Friday, July 5, 2013

Community Collaboratory

How do you encourage college students to get involved in the community?  How do you ignite their potential for collaboration and equip them for a life of civic engagement?  To address these questions, I’ve participated as one of eight instructors in a new experimental course we collectively designed and taught at the University of Minnesota Rochester this past academic year. We’ve called it the Community Collaboratory, or “Co-Lab” for short, as a way of suggesting the content at a glance.  With guidance from the team of instructors, students work in groups with influential members of Rochester organizations, whom we’ve called “community advisors,” to discuss areas of need and draw up at the end of the semester a proposal of practical ideas for collaboration.  Our main purpose is to create and facilitate a reciprocal relationship between the education goals of the university and the specific objectives of community institutions.  We’ve formed this partnership largely with medical organizations because UMR students are majoring in health science.  Co-Lab was an overall success this past semester and is now a required course in the university curriculum, replacing an earlier attempt to integrate service learning into the fourth semester of Spanish.  However, creating a course that could meet the high expectations of the faculty and staff involved, let alone offering the community advisors something worth their time and getting the chancellor's stamp of approval, was no small chore.
The team of volunteer instructors had assembled by the beginning of the fall semester and met in early October to bounce around ideas and think big thoughts.  Here was an opportunity to do something meaningful and different, and with the full backing of the university.  Consequently, we wanted to approach this project with great care, even if the timetable was pressing upon us to offer this course in the spring of 2013.  Fortunately, the faculty and staff who have been a part of Co-Lab are a rather congenial and easy-going bunch, so arriving at a common vision was less problematic than it otherwise could have been.  Our diversity in terms of academic discipline, teaching experience, and personality is both a strength and challenge.  It was a strength precisely because we wanted an interdisciplinary curriculum that considered community involvement from different angles.  The challenge involved finding a curriculum that satisfied academic requirements of the university and also integrated topics, concepts, and skills that we individually thought was important.  It wasn’t lost on us that the credibility of a course about collaboration hinges on the ability of the course designers to collaborate successfully!  In the end, the real challenge stemmed from our ambition to create an innovative interdisciplinary hybrid course that links the university to the wider community.
After the initial meeting, we gathered together on a bi-weekly basis throughout the fall semester to work out the details and put together a syllabus.  We formed breakoff groups to explore different aspects of the course, such as course texts and assignments.  Some of us took on the nuts-and-bolts task of forging a workable syllabus, while others brainstormed ways we could include community organizations.  We explored the theoretical roots of our endeavor by reading relevant scholarly articles on community engagement and related topics and discussing them in our meetings.  We knew that this course would be worth three credits and entail a letter grade, unlike other non-discipline offerings at UMR.  Since the spring schedule would only allow the course to meet for one 75-minute session per week, we needed to find a way to make up the missing credit hours.  We ended up creating a hybrid course: part of the course would occur in the classroom and part online.  The online component mostly consisted of a weekly discussion forum where students address questions from the course texts, post assignments, and sometimes follow up on discussion from class.  We divided the course into three modules, each of which require a major assignment, in addition to the online forum and class activities.  These assignments include participation in a community event with a follow-up report; a narrative on citizenship; a group recommendation for future collaboration; and a presentation.
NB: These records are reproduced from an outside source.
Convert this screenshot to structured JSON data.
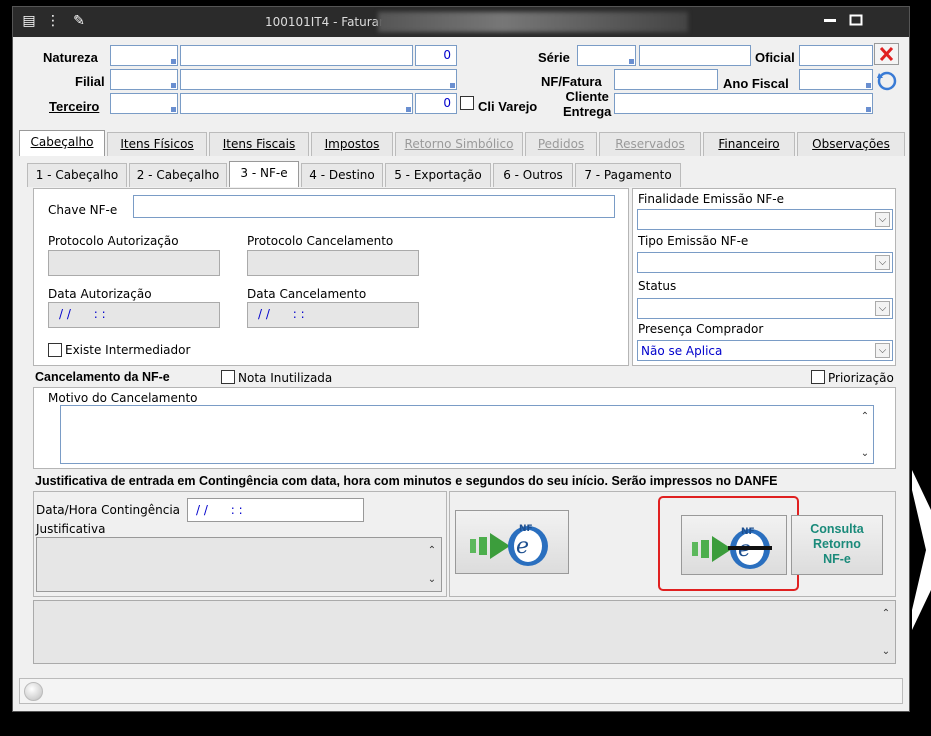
{
  "window": {
    "title": "100101IT4 - Faturamento"
  },
  "header": {
    "natureza_label": "Natureza",
    "natureza_value": "0",
    "filial_label": "Filial",
    "terceiro_label": "Terceiro",
    "terceiro_value": "0",
    "cli_varejo_label": "Cli Varejo",
    "serie_label": "Série",
    "oficial_label": "Oficial",
    "nf_fatura_label": "NF/Fatura",
    "ano_fiscal_label": "Ano Fiscal",
    "cliente_entrega_label_1": "Cliente",
    "cliente_entrega_label_2": "Entrega"
  },
  "main_tabs": [
    {
      "label": "Cabeçalho",
      "state": "active"
    },
    {
      "label": "Itens Físicos",
      "state": "normal"
    },
    {
      "label": "Itens Fiscais",
      "state": "normal"
    },
    {
      "label": "Impostos",
      "state": "normal"
    },
    {
      "label": "Retorno Simbólico",
      "state": "disabled"
    },
    {
      "label": "Pedidos",
      "state": "disabled"
    },
    {
      "label": "Reservados",
      "state": "disabled"
    },
    {
      "label": "Financeiro",
      "state": "normal"
    },
    {
      "label": "Observações",
      "state": "normal"
    }
  ],
  "sub_tabs": [
    {
      "label": "1 - Cabeçalho",
      "state": "normal"
    },
    {
      "label": "2 - Cabeçalho",
      "state": "normal"
    },
    {
      "label": "3 - NF-e",
      "state": "active"
    },
    {
      "label": "4 - Destino",
      "state": "normal"
    },
    {
      "label": "5 - Exportação",
      "state": "normal"
    },
    {
      "label": "6 - Outros",
      "state": "normal"
    },
    {
      "label": "7 - Pagamento",
      "state": "normal"
    }
  ],
  "nfe": {
    "chave_label": "Chave NF-e",
    "protocolo_autorizacao_label": "Protocolo Autorização",
    "protocolo_cancelamento_label": "Protocolo Cancelamento",
    "data_autorizacao_label": "Data Autorização",
    "data_autorizacao_value": "/ /      : :",
    "data_cancelamento_label": "Data Cancelamento",
    "data_cancelamento_value": "/ /      : :",
    "existe_intermediador_label": "Existe Intermediador",
    "finalidade_label": "Finalidade Emissão NF-e",
    "tipo_emissao_label": "Tipo Emissão NF-e",
    "status_label": "Status",
    "presenca_label": "Presença Comprador",
    "presenca_value": "Não se Aplica"
  },
  "cancelamento": {
    "title": "Cancelamento da NF-e",
    "nota_inutilizada_label": "Nota Inutilizada",
    "priorizacao_label": "Priorização",
    "motivo_label": "Motivo do Cancelamento"
  },
  "contingencia": {
    "title": "Justificativa de entrada em Contingência com data, hora com minutos e segundos do seu início. Serão impressos no DANFE",
    "data_hora_label": "Data/Hora Contingência",
    "data_hora_value": "/ /      : :",
    "justificativa_label": "Justificativa",
    "consulta_label_1": "Consulta",
    "consulta_label_2": "Retorno",
    "consulta_label_3": "NF-e"
  },
  "colors": {
    "titlebar": "#2b2b2b",
    "field_border": "#7a9cc6",
    "value_blue": "#0000cc",
    "highlight_red": "#e02020",
    "consulta_text": "#1a8a7a"
  }
}
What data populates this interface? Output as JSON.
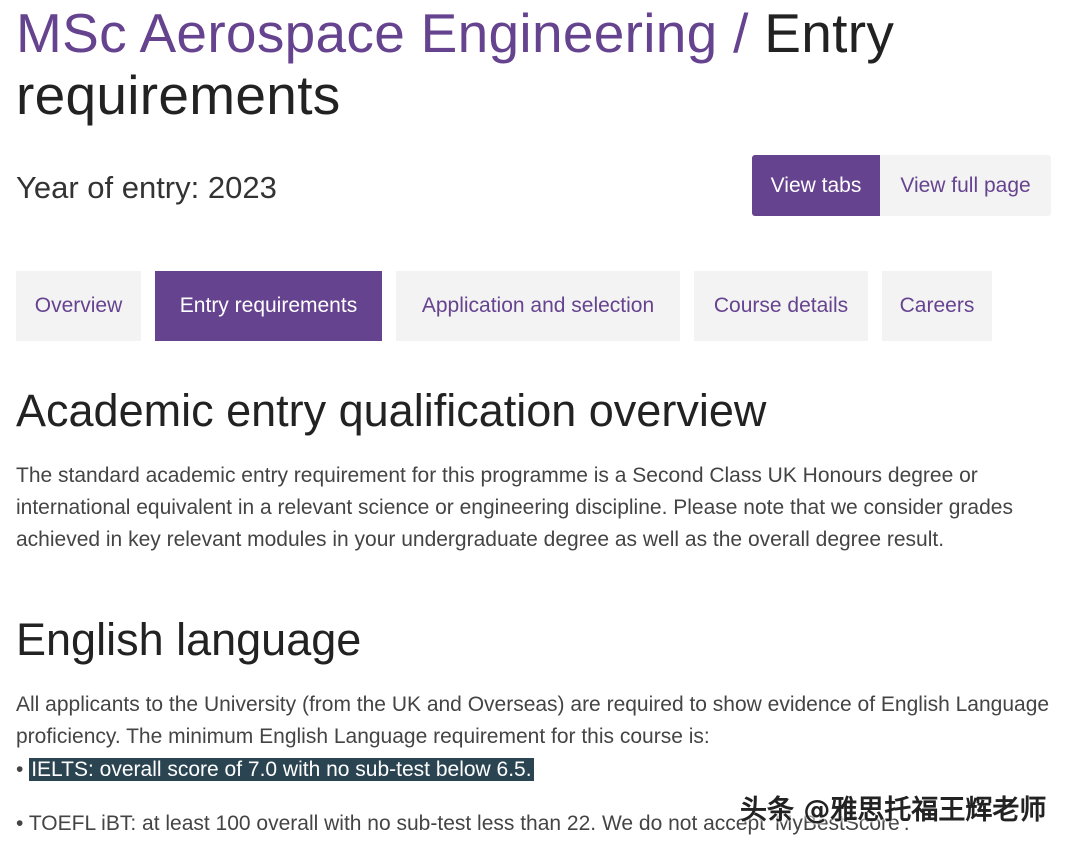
{
  "header": {
    "crumb": "MSc Aerospace Engineering",
    "separator": " / ",
    "title": "Entry requirements"
  },
  "year_of_entry": "Year of entry: 2023",
  "view_toggle": {
    "view_tabs": "View tabs",
    "view_full_page": "View full page"
  },
  "tabs": [
    {
      "label": "Overview",
      "active": false
    },
    {
      "label": "Entry requirements",
      "active": true
    },
    {
      "label": "Application and selection",
      "active": false
    },
    {
      "label": "Course details",
      "active": false
    },
    {
      "label": "Careers",
      "active": false
    }
  ],
  "academic": {
    "heading": "Academic entry qualification overview",
    "body": "The standard academic entry requirement for this programme is a Second Class UK Honours degree or international equivalent in a relevant science or engineering discipline.  Please note that we consider grades achieved in key relevant modules in your undergraduate degree as well as the overall degree result."
  },
  "english": {
    "heading": "English language",
    "body": "All applicants to the University (from the UK and Overseas) are required to show evidence of English Language proficiency. The minimum English Language requirement for this course is:",
    "bullet_char": "•",
    "ielts": "IELTS: overall score of 7.0 with no sub-test below 6.5.",
    "toefl": "TOEFL iBT: at least 100 overall with no sub-test less than 22. We do not accept 'MyBestScore'."
  },
  "watermark": "头条 @雅思托福王辉老师",
  "colors": {
    "brand_purple": "#66438f",
    "highlight_bg": "#2b4451",
    "tab_bg": "#f3f3f3"
  }
}
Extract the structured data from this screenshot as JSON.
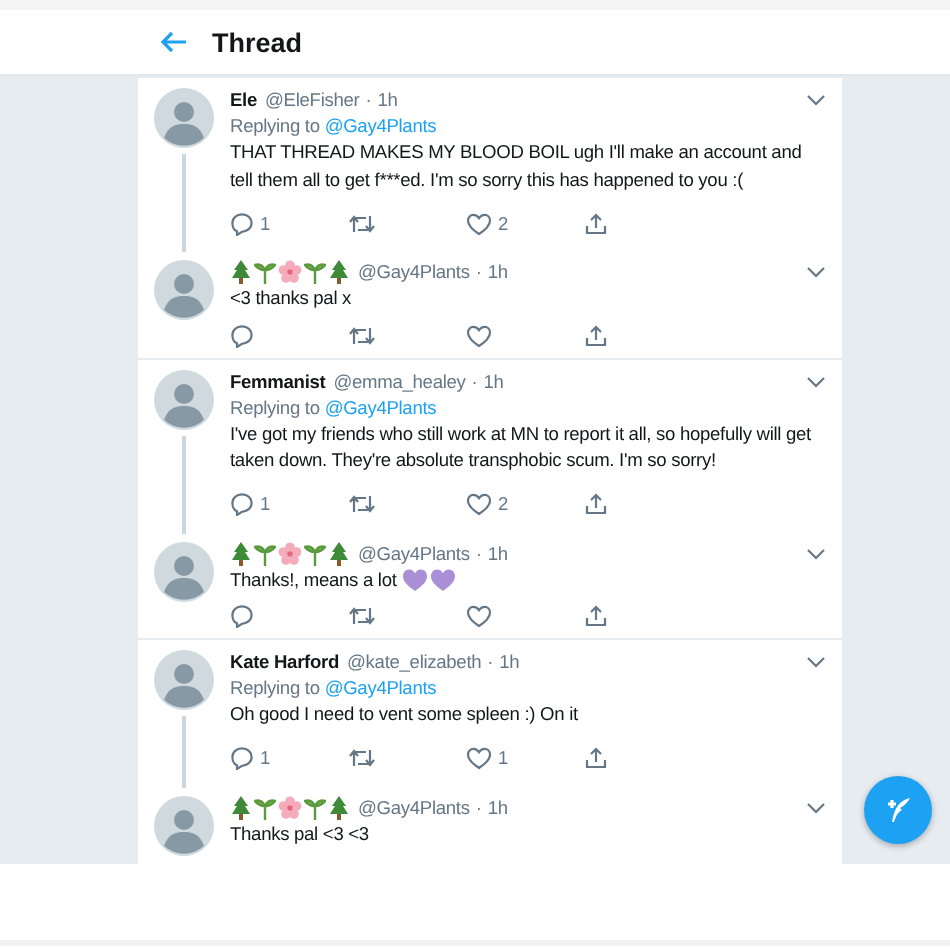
{
  "header": {
    "title": "Thread"
  },
  "tweets": [
    {
      "kind": "parent",
      "name": "Ele",
      "handle": "@EleFisher",
      "separator": "·",
      "time": "1h",
      "replying_label": "Replying to",
      "replying_to": "@Gay4Plants",
      "text": "THAT THREAD MAKES MY BLOOD BOIL ugh I'll make an account and tell them all to get f***ed. I'm so sorry this has happened to you :(",
      "replies": "1",
      "likes": "2"
    },
    {
      "kind": "reply",
      "name_icons": [
        {
          "kind": "tree"
        },
        {
          "kind": "sprout"
        },
        {
          "kind": "flower"
        },
        {
          "kind": "sprout"
        },
        {
          "kind": "tree"
        }
      ],
      "handle": "@Gay4Plants",
      "separator": "·",
      "time": "1h",
      "text": "<3 thanks pal x",
      "actions": true
    },
    {
      "kind": "parent",
      "name": "Femmanist",
      "handle": "@emma_healey",
      "separator": "·",
      "time": "1h",
      "replying_label": "Replying to",
      "replying_to": "@Gay4Plants",
      "text": "I've got my friends who still work at MN to report it all, so hopefully will get taken down. They're absolute transphobic scum. I'm so sorry!",
      "replies": "1",
      "likes": "2"
    },
    {
      "kind": "reply",
      "name_icons": [
        {
          "kind": "tree"
        },
        {
          "kind": "sprout"
        },
        {
          "kind": "flower"
        },
        {
          "kind": "sprout"
        },
        {
          "kind": "tree"
        }
      ],
      "handle": "@Gay4Plants",
      "separator": "·",
      "time": "1h",
      "text": "Thanks!, means a lot",
      "text_icons": [
        {
          "kind": "heart"
        },
        {
          "kind": "heart"
        }
      ],
      "actions": true
    },
    {
      "kind": "parent",
      "name": "Kate Harford",
      "handle": "@kate_elizabeth",
      "separator": "·",
      "time": "1h",
      "replying_label": "Replying to",
      "replying_to": "@Gay4Plants",
      "text": "Oh good I need to vent some spleen :) On it",
      "replies": "1",
      "likes": "1"
    },
    {
      "kind": "reply",
      "name_icons": [
        {
          "kind": "tree"
        },
        {
          "kind": "sprout"
        },
        {
          "kind": "flower"
        },
        {
          "kind": "sprout"
        },
        {
          "kind": "tree"
        }
      ],
      "handle": "@Gay4Plants",
      "separator": "·",
      "time": "1h",
      "text": "Thanks pal <3 <3",
      "actions": false
    }
  ]
}
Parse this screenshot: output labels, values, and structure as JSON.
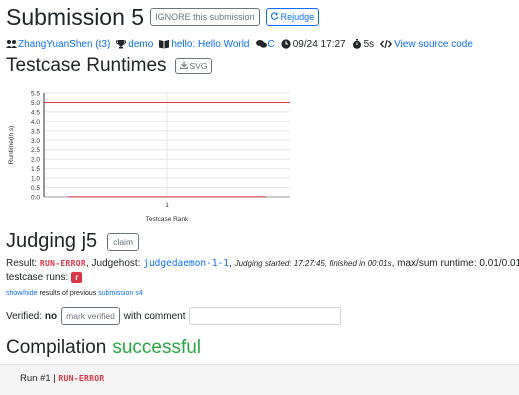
{
  "submission": {
    "title": "Submission 5",
    "ignore_label": "IGNORE this submission",
    "rejudge_label": "Rejudge"
  },
  "meta": {
    "team": "ZhangYuanShen (t3)",
    "contest": "demo",
    "problem": "hello: Hello World",
    "language": "C",
    "time": "09/24 17:27",
    "runtime": "5s",
    "source_link": "View source code"
  },
  "runtimes": {
    "title": "Testcase Runtimes",
    "svg_button": "SVG"
  },
  "chart_data": {
    "type": "bar",
    "categories": [
      "1"
    ],
    "values": [
      0.01
    ],
    "limit_line": 5.0,
    "xlabel": "Testcase Rank",
    "ylabel": "Runtime(in s)",
    "ylim": [
      0,
      5.5
    ],
    "yticks": [
      "0.0",
      "0.5",
      "1.0",
      "1.5",
      "2.0",
      "2.5",
      "3.0",
      "3.5",
      "4.0",
      "4.5",
      "5.0",
      "5.5"
    ],
    "colors": {
      "limit": "#dc3545",
      "bar": "#dc3545",
      "grid": "#e6e6e6"
    }
  },
  "judging": {
    "title": "Judging j5",
    "claim_label": "claim",
    "result_prefix": "Result:",
    "result": "RUN-ERROR",
    "judgehost_prefix": ", Judgehost:",
    "judgehost": "judgedaemon-1-1",
    "started": "Judging started: 17:27:45, finished in 00:01s",
    "maxsum": ", max/sum runtime: 0.01/0.01s",
    "testcase_label": "testcase runs:",
    "testcase_badge": "r",
    "show_hide": "show/hide",
    "prev_text": "results of previous",
    "prev_link": "submission s4",
    "verified_label": "Verified:",
    "verified_value": "no",
    "mark_verified": "mark verified",
    "with_comment": "with comment",
    "comment_value": ""
  },
  "compilation": {
    "title": "Compilation",
    "status": "successful",
    "status_color": "#28a745"
  },
  "run": {
    "label": "Run #1 |",
    "result": "RUN-ERROR"
  }
}
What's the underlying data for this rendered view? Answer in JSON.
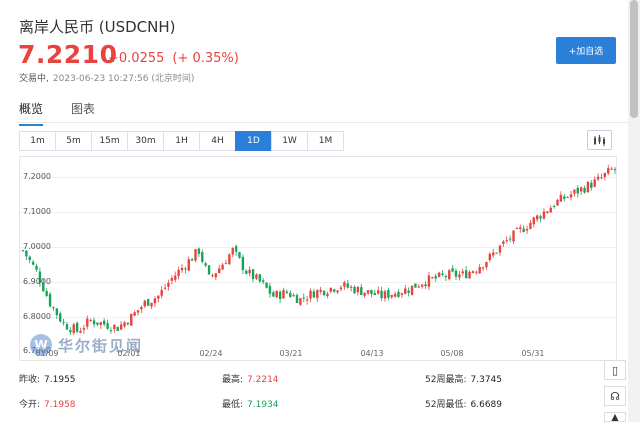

The instructors paired up to plan and teach each weekly session, which I’ll discuss below.  Critical to the course was a mandatory Community Collaboratory Conference about six weeks into the semester where students met in their assigned group with their respective community advisor in a structured discussion format.
We didn’t want this course to be merely about “service learning,” and in fact wanted to forge new terms to avoid these associations.  There’s nothing wrong with service learning, but we wanted to widen the angle and have students make larger connections.  This course was not about volunteering on a short-term basis.  We wanted them to understand the complicated so that they could come out of the course with a knowledge of complex social issues that can enhance or hinder community collaboration as well as a set of communicative, social and research skills to facilitate this work.  To use the well-worn clich√©, we didn’t want to give them a fish but teach them how to fish.  Having the students work in groups and work through these larger issues was particularly important for this first offering of the course.  In subsequent semesters we will recalibrate the curriculum.  For the upcoming fall semester, for instance, students taking the course will not be starting from scratch but building upon the recommendations that last semester’s students presented...

We wanted to do something special for the first session of the semester in order to set the tone and make the course a different experience, so we had the students assemble at the civic theater instead of the classroom and invited both the theater director and the chancellor to speak about opportunities for collaboration in Rochester.  After giving a brief overview of the course and introducing the instructors, we explained the Social Change Wheel to the students (see image) and asked them where they would place themselves on it.